Ukraine gained independence with the collapse of the Soviet Union in 1991. President Victor Yanukovych, in office since 2010, has pursued rapprochement with Russia, harassed the political opposition, and impeded press freedom. Ukraine joined the World Trade Organization in 2008 and the European Union’s Eastern Partnership in 2009, and plans for closer cooperation with the EU have been proceeding despite Russian opposition. The government is trying to borrow $4 billion in international capital markets, in part to help service $3 billion owed to the International Monetary Fund and $2 billion owed to Russia’s VTO Bank. It also has allowed Chevron and Shell to prospect for gas in the Black Sea. Ukraine has well-developed agricultural and industrial sectors, but dependence on steel and steel-product exports makes it vulnerable to global financial turmoil and Russian pressure. Its geostrategic location provides a vital energy transit route from Russia to Western Europe.
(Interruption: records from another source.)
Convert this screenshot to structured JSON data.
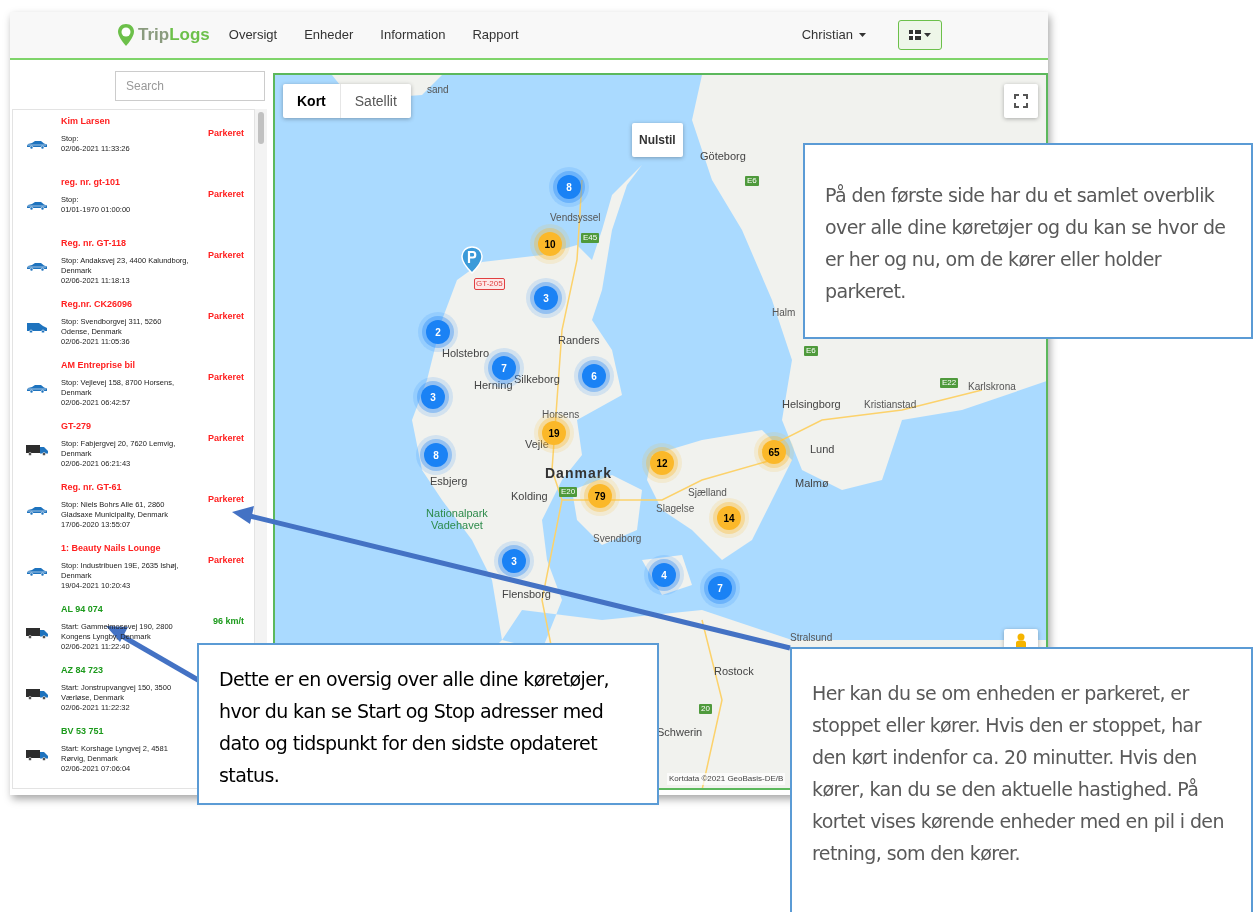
{
  "nav": {
    "logo": {
      "first": "Trip",
      "second": "Logs"
    },
    "items": [
      {
        "label": "Oversigt"
      },
      {
        "label": "Enheder"
      },
      {
        "label": "Information"
      },
      {
        "label": "Rapport"
      }
    ],
    "user": "Christian"
  },
  "search": {
    "placeholder": "Search"
  },
  "vehicles": [
    {
      "name": "Kim Larsen",
      "kind": "car",
      "color": "#ff2020",
      "address": "Stop:",
      "time": "02/06-2021 11:33:26",
      "status": "Parkeret"
    },
    {
      "name": "reg. nr. gt-101",
      "kind": "car",
      "color": "#ff2020",
      "address": "Stop:",
      "time": "01/01-1970 01:00:00",
      "status": "Parkeret"
    },
    {
      "name": "Reg. nr. GT-118",
      "kind": "car",
      "color": "#ff2020",
      "address": "Stop: Andaksvej 23, 4400 Kalundborg, Denmark",
      "time": "02/06-2021 11:18:13",
      "status": "Parkeret"
    },
    {
      "name": "Reg.nr. CK26096",
      "kind": "van",
      "color": "#ff2020",
      "address": "Stop: Svendborgvej 311, 5260 Odense, Denmark",
      "time": "02/06-2021 11:05:36",
      "status": "Parkeret"
    },
    {
      "name": "AM Entreprise bil",
      "kind": "car",
      "color": "#ff2020",
      "address": "Stop: Vejlevej 158, 8700 Horsens, Denmark",
      "time": "02/06-2021 06:42:57",
      "status": "Parkeret"
    },
    {
      "name": "GT-279",
      "kind": "truck",
      "color": "#ff2020",
      "address": "Stop: Fabjergvej 20, 7620 Lemvig, Denmark",
      "time": "02/06-2021 06:21:43",
      "status": "Parkeret"
    },
    {
      "name": "Reg. nr. GT-61",
      "kind": "car",
      "color": "#ff2020",
      "address": "Stop: Niels Bohrs Alle 61, 2860 Gladsaxe Municipality, Denmark",
      "time": "17/06-2020 13:55:07",
      "status": "Parkeret"
    },
    {
      "name": "1: Beauty Nails Lounge",
      "kind": "car",
      "color": "#ff2020",
      "address": "Stop: Industribuen 19E, 2635 Ishøj, Denmark",
      "time": "19/04-2021 10:20:43",
      "status": "Parkeret"
    },
    {
      "name": "AL 94 074",
      "kind": "truck",
      "color": "#1c9a1c",
      "address": "Start: Gammelmosevej 190, 2800 Kongens Lyngby, Denmark",
      "time": "02/06-2021 11:22:40",
      "status": "96 km/t"
    },
    {
      "name": "AZ 84 723",
      "kind": "truck",
      "color": "#1c9a1c",
      "address": "Start: Jonstrupvangvej 150, 3500 Værløse, Denmark",
      "time": "02/06-2021 11:22:32"
    },
    {
      "name": "BV 53 751",
      "kind": "truck",
      "color": "#1c9a1c",
      "address": "Start: Korshage Lyngvej 2, 4581 Rørvig, Denmark",
      "time": "02/06-2021 07:06:04"
    }
  ],
  "map": {
    "map_types": [
      {
        "label": "Kort",
        "selected": true
      },
      {
        "label": "Satellit",
        "selected": false
      }
    ],
    "reset_button": "Nulstil",
    "labels": [
      {
        "text": "sand",
        "kind": "place"
      },
      {
        "text": "Göteborg",
        "kind": "city"
      },
      {
        "text": "Vendsyssel",
        "kind": "place"
      },
      {
        "text": "Randers",
        "kind": "city"
      },
      {
        "text": "Holstebro",
        "kind": "city"
      },
      {
        "text": "Silkeborg",
        "kind": "city"
      },
      {
        "text": "Herning",
        "kind": "city"
      },
      {
        "text": "Horsens",
        "kind": "place"
      },
      {
        "text": "Vejle",
        "kind": "city"
      },
      {
        "text": "Danmark",
        "kind": "country"
      },
      {
        "text": "Esbjerg",
        "kind": "city"
      },
      {
        "text": "Kolding",
        "kind": "city"
      },
      {
        "text": "Nationalpark Vadehavet",
        "kind": "park"
      },
      {
        "text": "Svendborg",
        "kind": "place"
      },
      {
        "text": "Sjælland",
        "kind": "place"
      },
      {
        "text": "Slagelse",
        "kind": "place"
      },
      {
        "text": "Flensborg",
        "kind": "city"
      },
      {
        "text": "Rostock",
        "kind": "city"
      },
      {
        "text": "Schwerin",
        "kind": "city"
      },
      {
        "text": "Helsingborg",
        "kind": "city"
      },
      {
        "text": "Kristianstad",
        "kind": "place"
      },
      {
        "text": "Lund",
        "kind": "city"
      },
      {
        "text": "Malmø",
        "kind": "city"
      },
      {
        "text": "Karlskrona",
        "kind": "place"
      },
      {
        "text": "Halm",
        "kind": "place"
      },
      {
        "text": "Stralsund",
        "kind": "place"
      },
      {
        "text": "E45",
        "kind": "road"
      },
      {
        "text": "E6",
        "kind": "road"
      },
      {
        "text": "E6",
        "kind": "road"
      },
      {
        "text": "E20",
        "kind": "road"
      },
      {
        "text": "E22",
        "kind": "road"
      },
      {
        "text": "20",
        "kind": "road"
      }
    ],
    "pin_label": "GT-205",
    "clusters": [
      {
        "count": "8",
        "color": "#1a82f5"
      },
      {
        "count": "10",
        "color": "#fbb829"
      },
      {
        "count": "3",
        "color": "#1a82f5"
      },
      {
        "count": "2",
        "color": "#1a82f5"
      },
      {
        "count": "7",
        "color": "#1a82f5"
      },
      {
        "count": "6",
        "color": "#1a82f5"
      },
      {
        "count": "3",
        "color": "#1a82f5"
      },
      {
        "count": "19",
        "color": "#fbb829"
      },
      {
        "count": "8",
        "color": "#1a82f5"
      },
      {
        "count": "12",
        "color": "#fbb829"
      },
      {
        "count": "65",
        "color": "#fbb829"
      },
      {
        "count": "79",
        "color": "#fbb829"
      },
      {
        "count": "14",
        "color": "#fbb829"
      },
      {
        "count": "3",
        "color": "#1a82f5"
      },
      {
        "count": "4",
        "color": "#1a82f5"
      },
      {
        "count": "7",
        "color": "#1a82f5"
      }
    ],
    "attribution": "Kortdata ©2021 GeoBasis-DE/B"
  },
  "callouts": [
    {
      "text": "På den første side har du et samlet overblik over alle dine køretøjer og du kan se hvor de er her og nu, om de kører eller holder parkeret."
    },
    {
      "text": "Dette er en oversig over alle dine køretøjer, hvor du kan se Start og Stop adresser med dato og tidspunkt for den sidste opdateret status."
    },
    {
      "text": "Her kan du se om enheden er parkeret, er stoppet eller kører. Hvis den er stoppet, har den kørt indenfor ca. 20 minutter. Hvis den kører, kan du se den aktuelle hastighed. På kortet vises kørende enheder med en pil i den retning, som den kører."
    }
  ]
}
Corruption, one of Ukraine’s most serious problems, continues to worsen. Business magnates benefit financially from their close association with top politicians. In 2012, a new law eliminated transparency requirements for public procurement. The judiciary is subject to intense political pressure and largely carries out the will of the executive branch. Contracts are not well enforced, and expropriation is always a possibility.
The top individual income tax rate is 17 percent, and the corporate tax rate was cut to 19 percent effective January 2013. Other taxes include a value-added tax (VAT) and a property tax. The overall tax burden equals 38 percent of gross domestic income. Public expenditures amount to 46 percent of GDP. Public debt is below 40 percent of gross domestic output. Government finances have been affected by the eurozone slowdown, pushing up deficits.
The business start-up process has been streamlined, but completing licensing requirements is still time-consuming and costs more than six times the level of average annual income. The labor code is outmoded and lacks flexibility. Massive and price-distorting government subsidies have resulted in domestic natural gas prices that are less than one-quarter of the importation cost.
The average tariff rate is 1.9 percent. Government procurement policies sometimes favor domestic firms. Many state-owned enterprises exist, and foreign investment in several sectors is restricted by the government. The weak financial system remains underdeveloped. Restructuring of the banking sector has proceeded slowly in the aftermath of the recent global financial crisis, which has resulted in bailouts and nationalization of several banks.